How did shaving even become a thing?
On average, women shave about 12 times a month; 75 percent of men shave every day. Shaving is, to put it plainly, big business, and there’s a lot of misinformation out there.
Ready to throw your razor out with the bath water? Check out these tips first.
Unfortunately, poor shaving technique can lead to pain, irritation, and unsightly razor burn. If you’re ready to give up your razor and go au naturel, we don’t blame you.
But mastering proper shaving techniques will make the process more tolerable—and there’s a good chance you’re doing it wrong.
First of all, don’t dry shave. Ever. No, seriously, don’t do it.
Razors need some kind of lubricant so they can glide smoothly across your skin and cut the hair efficiently. Pulling blades across dry skin creates friction, which leads to severe razor burn, cuts, and other nasty business. Adding hydration can reduce the force required to cut the hair by up to 70 percent.
You should always use some kind of product on your skin. Don’t think shaving cream is the only option for lathering up, though. You can use hair conditioner, baby oil, body lotion, or even aloe vera gel for a smooth shave. Coconut oil is another great shaving cream alternative for people with sensitive skin.
If you’re in a pinch and don’t have any kind of products available, you can at least use water (although experts disagree about whether hot or cold water is better for the shave). Just don’t ever go dry.
2. Take it easy.

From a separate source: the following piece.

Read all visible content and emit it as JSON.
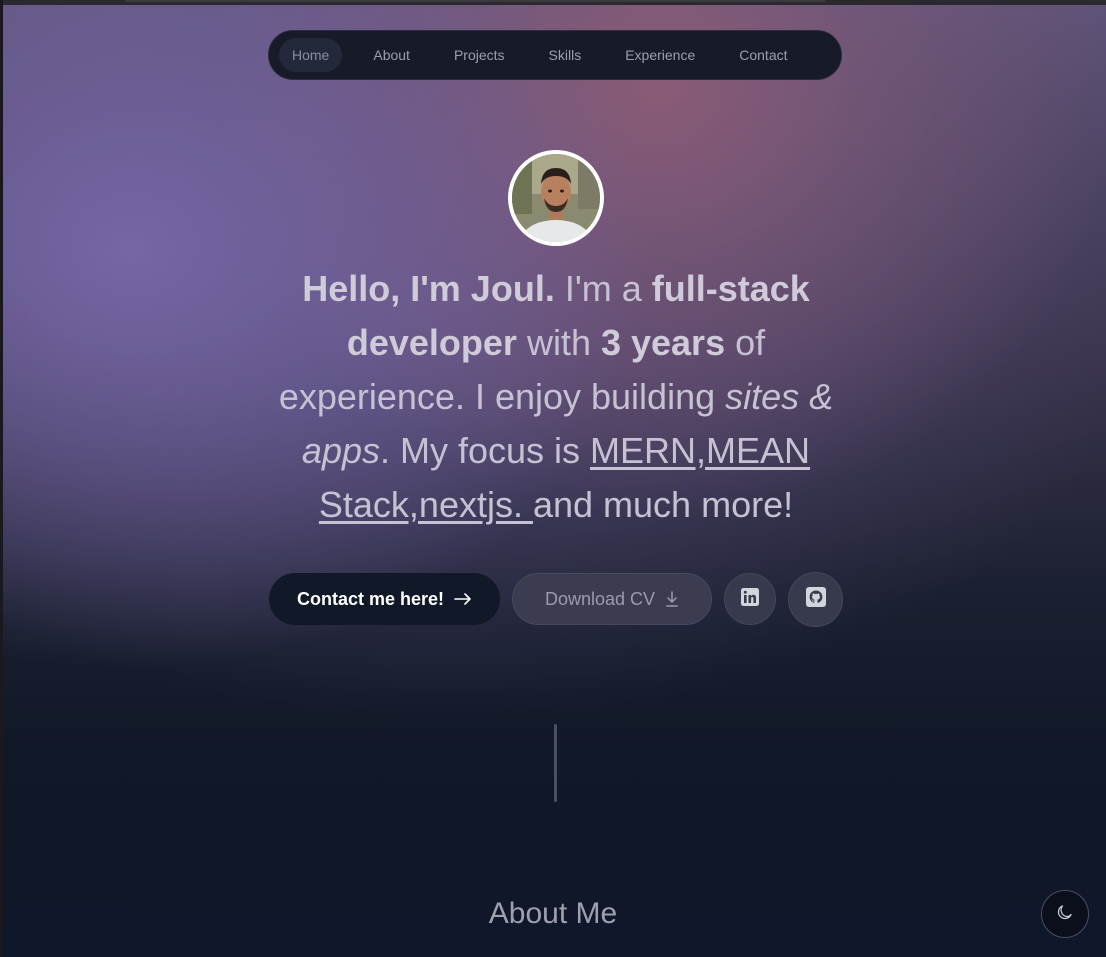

Don’t push on your skin. It shouldn’t take much pressure to get a close shave.
When you press on your razor while also pulling your skin taut, you’re creating an uneven surface for the blades to pass over. That uneven surface makes it easier for nicks to occur. Additionally, too much pressure causes the blades to cut hair below the surface of your skin, making you more susceptible to razor burn and ingrown hairs.
Use a light touch. You should never feel like your razor is tugging or scraping against your skin. If you ever feel that sensation, stop and take a moment to reassess the pressure and check the blade. Remember, old razors can also cause a scraping feeling, so be sure to change your blades regularly.
3. Scrub first, shave second.
Exfoliation is crucial, as it removes the top layer of dead skin cells, allowing your razor to pass over your skin easily. As the American Academy of Dermatology points out, however, exfoliants aren’t all equal. If you have acne or other persistent skin issues, check with a dermatologist before using any sort of exfoliant. Likewise, if you have any lingering irritation from a previous shave, you can skip this step until your skin heals completely.
When done properly, scrubbing off the dead skin cells can improve circulation, reduce pore size, minimize acne and breakouts, and give your skin a healthy glow. Here are some great DIY recipes for body scrubs that will make you and your skin feel great.
4. Don’t skip the lotion.
The combination of exfoliating and shaving can leave the top layer of your skin dehydrated, so moisturize as soon as you’re out of the shower. Use lotion or oils while your skin’s still damp to lock in moisture. Coconut or jojoba oil are great all-natural moisturizers, but remember, if you’re using oils, a little goes a long way.
Also remember that every skin type is different, so try different products and processes to see what works for you. If you still have razor bumps, pain, or other inflammation with every shave, see a dermatologist. There’s no reason to suffer in silence.